Last week I received news that a friend, colleague and mentor of mine named Paula, had died of cancer.  She is a woman who fought a battle with cancer for the last three years, almost to the date.  It was a difficult journey, but every time I saw her I was reminded about how much she has meant to me in my life and career.

This loss has caused me to ponder the importance of having significant people and mentors.  Paula was a colleague, as we co-led a $110M national multi-site project across Canada, from 2009 through 2013.  We faced a lot of challenges together and the highly successful project is now being replicated in many places across Canada and around the world.

In addition to being a colleague, Paula was a mentor.  She was many years my senior, and although technically she was accountable to me for her deliverables, I considered her a person who could run circles around me.  I have learned many times over that one way to ensure success is to surround myself with people who are far smarter and can do things far better than I can.  This was indeed the case with Paula.  In that way, she was a mentor.  I watched her carefully, and when I was faced with the most difficult of challenges and issues, she was always there to assist.  There may only be 2 or 3 others from my entire career that I could consider to be mentors in the same category as Paula was.

We all need mentors, and the loss of Paula has caused me to realize that at the moment I am short on mentors.  This means I need to get intentional again.  I have a coach (or two), but neither of them happen to also be mentors at the moment, notwithstanding that a coach can also be a mentor.

Learning takes place in a lot of forms, but I truly believe that one absolutely critical part of learning requires having access to mentors to assist us in our growth and development.  Paula, you were a critical part of my learning and development both personally and professionally, and I will miss you greatly.

Cameron’s Call to Action
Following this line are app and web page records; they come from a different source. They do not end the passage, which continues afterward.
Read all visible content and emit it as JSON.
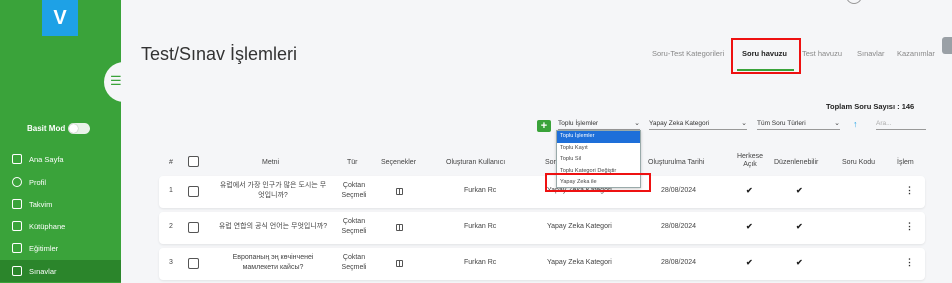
{
  "sidebar": {
    "logo_letter": "V",
    "basit_mod_label": "Basit Mod",
    "items": [
      {
        "label": "Ana Sayfa"
      },
      {
        "label": "Profil"
      },
      {
        "label": "Takvim"
      },
      {
        "label": "Kütüphane"
      },
      {
        "label": "Eğitimler"
      },
      {
        "label": "Sınavlar"
      }
    ]
  },
  "header": {
    "title": "Test/Sınav İşlemleri",
    "tabs": [
      {
        "label": "Soru-Test Kategorileri"
      },
      {
        "label": "Soru havuzu"
      },
      {
        "label": "Test havuzu"
      },
      {
        "label": "Sınavlar"
      },
      {
        "label": "Kazanımlar"
      }
    ],
    "active_tab": "Soru havuzu"
  },
  "summary": {
    "total_label": "Toplam Soru Sayısı : 146"
  },
  "toolbar": {
    "add_label": "+",
    "bulk_select": "Toplu İşlemler",
    "category_select": "Yapay Zeka Kategori",
    "type_select": "Tüm Soru Türleri",
    "search_placeholder": "Ara..."
  },
  "bulk_dropdown": {
    "options": [
      {
        "label": "Toplu İşlemler"
      },
      {
        "label": "Toplu Kayıt"
      },
      {
        "label": "Toplu Sil"
      },
      {
        "label": "Toplu Kategori Değiştir"
      },
      {
        "label": "Yapay Zeka ile"
      }
    ],
    "selected": "Toplu İşlemler"
  },
  "table": {
    "columns": {
      "index": "#",
      "text": "Metni",
      "type": "Tür",
      "options": "Seçenekler",
      "creator": "Oluşturan Kullanıcı",
      "category": "Soru Kategorisi",
      "created": "Oluşturulma Tarihi",
      "public": "Herkese Açık",
      "editable": "Düzenlenebilir",
      "code": "Soru Kodu",
      "action": "İşlem"
    },
    "rows": [
      {
        "index": "1",
        "text_line1": "유럽에서 가장 인구가 많은 도시는 무",
        "text_line2": "엇입니까?",
        "type_line1": "Çoktan",
        "type_line2": "Seçmeli",
        "creator": "Furkan Rc",
        "category": "Yapay Zeka Kategori",
        "created": "28/08/2024"
      },
      {
        "index": "2",
        "text_line1": "유럽 연합의 공식 언어는 무엇입니까?",
        "text_line2": "",
        "type_line1": "Çoktan",
        "type_line2": "Seçmeli",
        "creator": "Furkan Rc",
        "category": "Yapay Zeka Kategori",
        "created": "28/08/2024"
      },
      {
        "index": "3",
        "text_line1": "Европаның эң көчінченеі",
        "text_line2": "мамлекети кайсы?",
        "type_line1": "Çoktan",
        "type_line2": "Seçmeli",
        "creator": "Furkan Rc",
        "category": "Yapay Zeka Kategori",
        "created": "28/08/2024"
      }
    ]
  },
  "colors": {
    "sidebar": "#3aa33a",
    "logo": "#1ea1e6",
    "highlight": "#ee1111",
    "dropdown_selected": "#1e6fd9"
  }
}
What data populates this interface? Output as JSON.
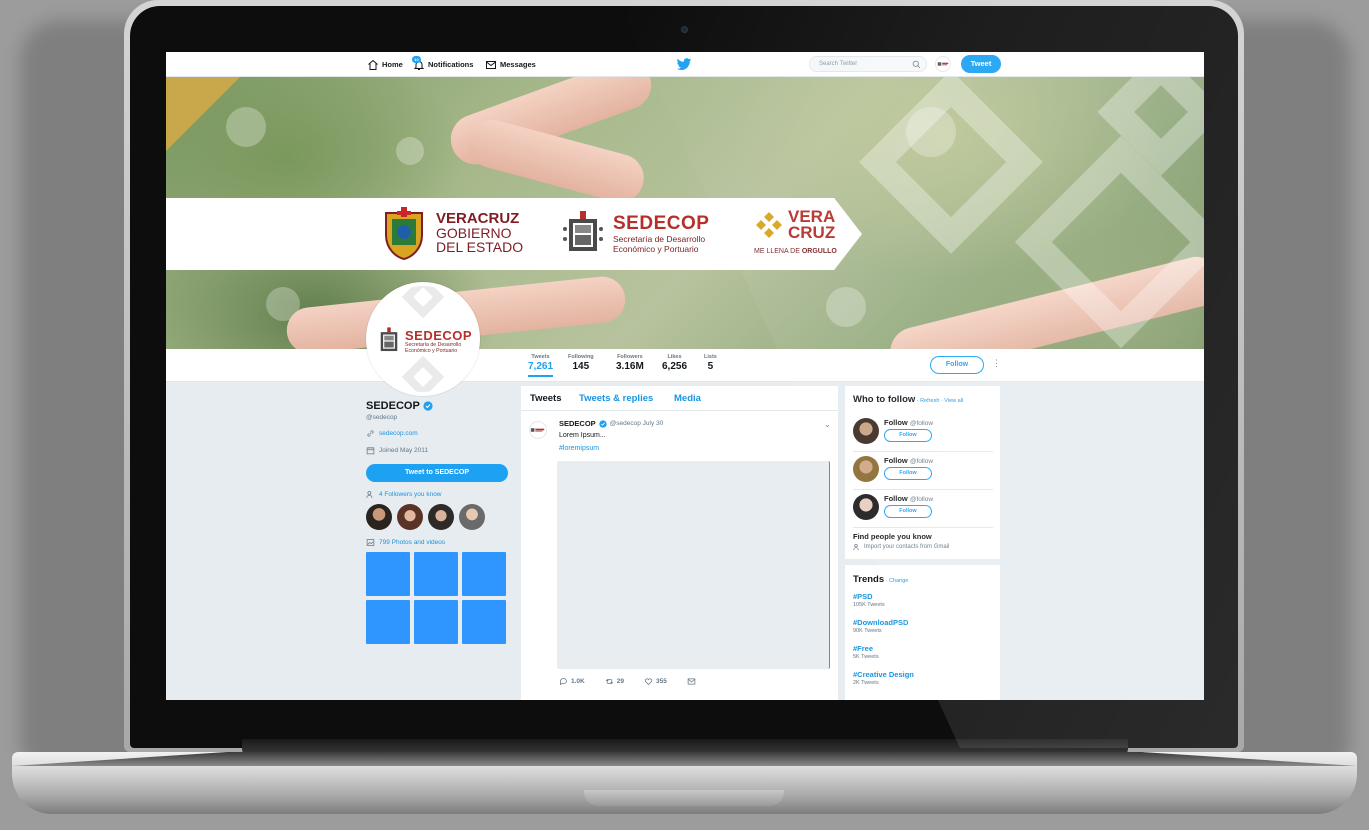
{
  "nav": {
    "home": "Home",
    "notifications": "Notifications",
    "notifications_count": "10",
    "messages": "Messages",
    "search_placeholder": "Search Twitter",
    "tweet_button": "Tweet"
  },
  "banner": {
    "veracruz_line1": "VERACRUZ",
    "veracruz_line2": "GOBIERNO",
    "veracruz_line3": "DEL ESTADO",
    "sedecop_title": "SEDECOP",
    "sedecop_sub1": "Secretaría de Desarrollo",
    "sedecop_sub2": "Económico y Portuario",
    "vc_line1": "VERA",
    "vc_line2": "CRUZ",
    "vc_tagline_a": "ME LLENA DE ",
    "vc_tagline_b": "ORGULLO"
  },
  "stats": [
    {
      "label": "Tweets",
      "value": "7,261"
    },
    {
      "label": "Following",
      "value": "145"
    },
    {
      "label": "Followers",
      "value": "3.16M"
    },
    {
      "label": "Likes",
      "value": "6,256"
    },
    {
      "label": "Lists",
      "value": "5"
    }
  ],
  "profile": {
    "name": "SEDECOP",
    "handle": "@sedecop",
    "website": "sedecop.com",
    "joined": "Joined May 2011",
    "follow_button": "Follow",
    "tweet_to": "Tweet to SEDECOP",
    "followers_you_know": "4 Followers you know",
    "photos_videos": "799 Photos and videos"
  },
  "timeline": {
    "tabs": [
      "Tweets",
      "Tweets & replies",
      "Media"
    ],
    "tweet": {
      "name": "SEDECOP",
      "handle_date": "@sedecop  July 30",
      "text": "Lorem Ipsum...",
      "hashtag": "#loremipsum",
      "replies": "1.0K",
      "retweets": "29",
      "likes": "355"
    }
  },
  "who_to_follow": {
    "title": "Who to follow",
    "links": " · Refresh · View all",
    "items": [
      {
        "name": "Follow",
        "handle": "@follow",
        "button": "Follow"
      },
      {
        "name": "Follow",
        "handle": "@follow",
        "button": "Follow"
      },
      {
        "name": "Follow",
        "handle": "@follow",
        "button": "Follow"
      }
    ],
    "find_title": "Find people you know",
    "find_sub": "Import your contacts from Gmail"
  },
  "trends": {
    "title": "Trends",
    "change": " · Change",
    "items": [
      {
        "name": "#PSD",
        "count": "105K Tweets"
      },
      {
        "name": "#DownloadPSD",
        "count": "90K Tweets"
      },
      {
        "name": "#Free",
        "count": "5K Tweets"
      },
      {
        "name": "#Creative Design",
        "count": "2K Tweets"
      }
    ]
  },
  "colors": {
    "accent": "#1da1f2",
    "link": "#1b95e0",
    "brand_red": "#b5302b",
    "tile_blue": "#2f96ff"
  }
}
  1. Have you got at least one active mentor right now?  If not, where can you benefit from development?  From that, become intentional about seeking out a mentor that you can establish and formalize a relationship with.
  2. Who have your mentors been?  Make a list of who your top three mentors have been and what you have learned most from them.  Then, make a personal connection with them to thank them and to remind them about the significant contributions they have made towards your success.
  3. Are you mentoring?  A cup can only get filled up if you pour something out from it from time to time.  You need to be mentoring.  Mentoring is not the same as supervising, but rather is modeling and walking with someone through various issues and challenges.  Be sure to make yourself available, and be intentional about investing in someone through mentoring.  You will be better for it.